BEGIN Provided information

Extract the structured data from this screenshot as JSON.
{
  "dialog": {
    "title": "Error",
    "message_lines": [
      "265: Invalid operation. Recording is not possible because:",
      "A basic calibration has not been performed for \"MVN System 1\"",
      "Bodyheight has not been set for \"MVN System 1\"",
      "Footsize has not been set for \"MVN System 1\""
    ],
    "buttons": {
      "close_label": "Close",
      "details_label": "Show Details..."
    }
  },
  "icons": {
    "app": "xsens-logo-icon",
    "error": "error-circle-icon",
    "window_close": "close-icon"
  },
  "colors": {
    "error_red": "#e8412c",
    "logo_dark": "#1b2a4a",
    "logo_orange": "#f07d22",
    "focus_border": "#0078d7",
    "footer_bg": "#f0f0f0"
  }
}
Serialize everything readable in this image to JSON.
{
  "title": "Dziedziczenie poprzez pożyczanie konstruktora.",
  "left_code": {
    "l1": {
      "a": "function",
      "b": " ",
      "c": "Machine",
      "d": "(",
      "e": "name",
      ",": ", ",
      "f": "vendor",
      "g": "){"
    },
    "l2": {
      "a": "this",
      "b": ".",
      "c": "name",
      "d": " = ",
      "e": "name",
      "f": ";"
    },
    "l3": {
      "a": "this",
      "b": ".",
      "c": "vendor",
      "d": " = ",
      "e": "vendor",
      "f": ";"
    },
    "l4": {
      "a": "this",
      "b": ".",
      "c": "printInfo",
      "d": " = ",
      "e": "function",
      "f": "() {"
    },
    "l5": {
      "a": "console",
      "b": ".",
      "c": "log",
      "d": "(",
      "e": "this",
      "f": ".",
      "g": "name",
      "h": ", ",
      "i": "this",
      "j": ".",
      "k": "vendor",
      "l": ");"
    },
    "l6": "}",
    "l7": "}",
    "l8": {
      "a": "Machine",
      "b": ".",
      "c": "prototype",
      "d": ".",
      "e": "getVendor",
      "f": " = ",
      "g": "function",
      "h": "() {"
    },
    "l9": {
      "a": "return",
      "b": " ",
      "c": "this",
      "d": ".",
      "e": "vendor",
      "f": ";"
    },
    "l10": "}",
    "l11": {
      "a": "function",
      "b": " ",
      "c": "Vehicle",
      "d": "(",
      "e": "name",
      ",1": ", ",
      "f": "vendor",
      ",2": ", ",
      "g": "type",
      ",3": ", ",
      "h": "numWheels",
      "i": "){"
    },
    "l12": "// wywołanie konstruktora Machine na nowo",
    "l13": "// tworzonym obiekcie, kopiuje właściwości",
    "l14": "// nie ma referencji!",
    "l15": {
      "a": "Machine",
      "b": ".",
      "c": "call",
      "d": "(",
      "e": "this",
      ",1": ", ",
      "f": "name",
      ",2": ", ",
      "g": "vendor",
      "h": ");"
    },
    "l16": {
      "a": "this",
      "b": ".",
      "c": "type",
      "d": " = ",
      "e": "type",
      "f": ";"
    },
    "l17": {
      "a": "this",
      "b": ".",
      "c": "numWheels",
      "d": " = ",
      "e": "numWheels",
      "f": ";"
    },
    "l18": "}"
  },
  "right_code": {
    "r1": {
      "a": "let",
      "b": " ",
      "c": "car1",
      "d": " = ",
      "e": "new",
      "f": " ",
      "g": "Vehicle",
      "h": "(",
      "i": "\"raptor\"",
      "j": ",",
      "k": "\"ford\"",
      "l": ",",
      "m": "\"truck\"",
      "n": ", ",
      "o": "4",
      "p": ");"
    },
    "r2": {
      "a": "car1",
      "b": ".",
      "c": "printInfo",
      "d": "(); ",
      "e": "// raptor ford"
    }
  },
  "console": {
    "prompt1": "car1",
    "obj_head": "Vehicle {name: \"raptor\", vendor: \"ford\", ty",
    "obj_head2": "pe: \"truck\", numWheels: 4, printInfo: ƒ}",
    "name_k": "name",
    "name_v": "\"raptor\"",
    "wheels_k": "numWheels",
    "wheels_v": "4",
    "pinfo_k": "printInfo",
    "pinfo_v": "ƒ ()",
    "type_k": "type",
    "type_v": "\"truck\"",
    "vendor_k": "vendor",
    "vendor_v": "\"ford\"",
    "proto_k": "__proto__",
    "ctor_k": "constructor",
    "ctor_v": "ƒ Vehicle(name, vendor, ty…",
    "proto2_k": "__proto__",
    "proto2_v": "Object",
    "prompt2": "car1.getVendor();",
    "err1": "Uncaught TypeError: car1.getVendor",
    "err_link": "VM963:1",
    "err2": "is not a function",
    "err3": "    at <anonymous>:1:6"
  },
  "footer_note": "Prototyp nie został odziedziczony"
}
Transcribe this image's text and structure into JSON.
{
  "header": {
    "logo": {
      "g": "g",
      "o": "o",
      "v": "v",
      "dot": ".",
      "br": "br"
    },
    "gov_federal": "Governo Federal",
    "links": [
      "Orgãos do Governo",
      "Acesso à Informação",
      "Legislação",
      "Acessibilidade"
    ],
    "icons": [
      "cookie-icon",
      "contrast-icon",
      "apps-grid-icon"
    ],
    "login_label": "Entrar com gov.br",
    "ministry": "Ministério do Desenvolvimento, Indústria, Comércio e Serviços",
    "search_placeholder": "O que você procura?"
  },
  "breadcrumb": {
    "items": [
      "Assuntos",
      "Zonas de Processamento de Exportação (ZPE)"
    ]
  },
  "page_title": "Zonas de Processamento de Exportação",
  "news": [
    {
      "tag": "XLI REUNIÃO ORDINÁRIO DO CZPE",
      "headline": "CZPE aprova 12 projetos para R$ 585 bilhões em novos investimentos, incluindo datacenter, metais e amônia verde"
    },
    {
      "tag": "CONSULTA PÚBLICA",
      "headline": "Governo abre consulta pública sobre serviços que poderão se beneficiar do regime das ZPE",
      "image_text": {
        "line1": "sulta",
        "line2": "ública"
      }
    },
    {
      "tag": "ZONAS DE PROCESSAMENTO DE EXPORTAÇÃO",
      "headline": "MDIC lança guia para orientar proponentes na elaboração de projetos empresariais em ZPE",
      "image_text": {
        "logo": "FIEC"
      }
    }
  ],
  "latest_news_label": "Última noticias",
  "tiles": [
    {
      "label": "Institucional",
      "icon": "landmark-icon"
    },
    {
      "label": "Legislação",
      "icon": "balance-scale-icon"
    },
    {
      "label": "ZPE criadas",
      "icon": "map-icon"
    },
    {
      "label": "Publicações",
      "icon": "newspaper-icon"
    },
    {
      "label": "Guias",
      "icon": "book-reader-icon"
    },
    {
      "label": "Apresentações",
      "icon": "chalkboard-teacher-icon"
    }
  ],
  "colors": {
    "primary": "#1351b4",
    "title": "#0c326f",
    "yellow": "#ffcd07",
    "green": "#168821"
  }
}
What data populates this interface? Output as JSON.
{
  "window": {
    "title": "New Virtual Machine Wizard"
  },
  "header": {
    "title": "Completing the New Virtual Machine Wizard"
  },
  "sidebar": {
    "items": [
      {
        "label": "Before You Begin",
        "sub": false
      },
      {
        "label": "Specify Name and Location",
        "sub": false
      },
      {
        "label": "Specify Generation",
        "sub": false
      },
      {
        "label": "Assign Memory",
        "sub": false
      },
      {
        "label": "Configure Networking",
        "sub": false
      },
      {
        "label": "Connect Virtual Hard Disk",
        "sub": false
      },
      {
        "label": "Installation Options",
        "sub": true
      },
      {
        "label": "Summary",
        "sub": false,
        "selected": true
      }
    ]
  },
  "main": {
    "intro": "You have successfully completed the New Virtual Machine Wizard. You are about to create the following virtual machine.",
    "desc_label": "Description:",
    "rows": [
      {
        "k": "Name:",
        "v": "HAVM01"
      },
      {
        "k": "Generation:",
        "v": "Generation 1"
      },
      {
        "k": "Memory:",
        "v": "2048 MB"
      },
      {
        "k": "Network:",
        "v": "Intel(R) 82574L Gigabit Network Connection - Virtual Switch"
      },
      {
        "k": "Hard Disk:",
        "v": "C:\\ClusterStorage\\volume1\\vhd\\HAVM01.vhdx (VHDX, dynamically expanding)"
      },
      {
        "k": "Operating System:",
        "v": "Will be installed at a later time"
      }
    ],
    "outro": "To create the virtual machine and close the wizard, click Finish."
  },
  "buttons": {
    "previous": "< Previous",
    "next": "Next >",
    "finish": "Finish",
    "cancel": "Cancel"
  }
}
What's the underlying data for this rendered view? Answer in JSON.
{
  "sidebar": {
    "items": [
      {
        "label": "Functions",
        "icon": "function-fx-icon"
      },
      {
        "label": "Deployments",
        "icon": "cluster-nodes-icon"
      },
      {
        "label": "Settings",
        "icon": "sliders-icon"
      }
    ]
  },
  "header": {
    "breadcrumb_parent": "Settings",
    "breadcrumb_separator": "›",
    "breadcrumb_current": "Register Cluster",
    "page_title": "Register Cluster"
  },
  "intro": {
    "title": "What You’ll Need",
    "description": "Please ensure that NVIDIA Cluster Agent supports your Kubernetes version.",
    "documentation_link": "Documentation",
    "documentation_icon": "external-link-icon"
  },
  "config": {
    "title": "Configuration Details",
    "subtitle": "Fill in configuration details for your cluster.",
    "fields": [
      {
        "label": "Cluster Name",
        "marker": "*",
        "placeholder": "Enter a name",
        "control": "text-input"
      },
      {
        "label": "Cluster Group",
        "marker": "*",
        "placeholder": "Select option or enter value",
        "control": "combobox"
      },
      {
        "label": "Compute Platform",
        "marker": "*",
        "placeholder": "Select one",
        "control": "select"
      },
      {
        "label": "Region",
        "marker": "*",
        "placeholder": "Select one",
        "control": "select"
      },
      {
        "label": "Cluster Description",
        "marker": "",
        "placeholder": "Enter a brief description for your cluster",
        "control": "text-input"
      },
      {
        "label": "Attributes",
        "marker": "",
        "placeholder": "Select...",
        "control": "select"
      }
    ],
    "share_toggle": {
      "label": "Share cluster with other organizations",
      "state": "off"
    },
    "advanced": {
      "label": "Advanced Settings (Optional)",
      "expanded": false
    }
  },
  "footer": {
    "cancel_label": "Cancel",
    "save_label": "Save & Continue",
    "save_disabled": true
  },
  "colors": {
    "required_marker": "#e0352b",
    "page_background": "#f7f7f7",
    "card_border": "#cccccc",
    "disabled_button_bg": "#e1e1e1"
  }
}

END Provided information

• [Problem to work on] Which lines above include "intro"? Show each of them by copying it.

• [Solution to this problem]
    "intro": "You have successfully completed the New Virtual Machine Wizard. You are about to create the following virtual machine.",
  "intro": {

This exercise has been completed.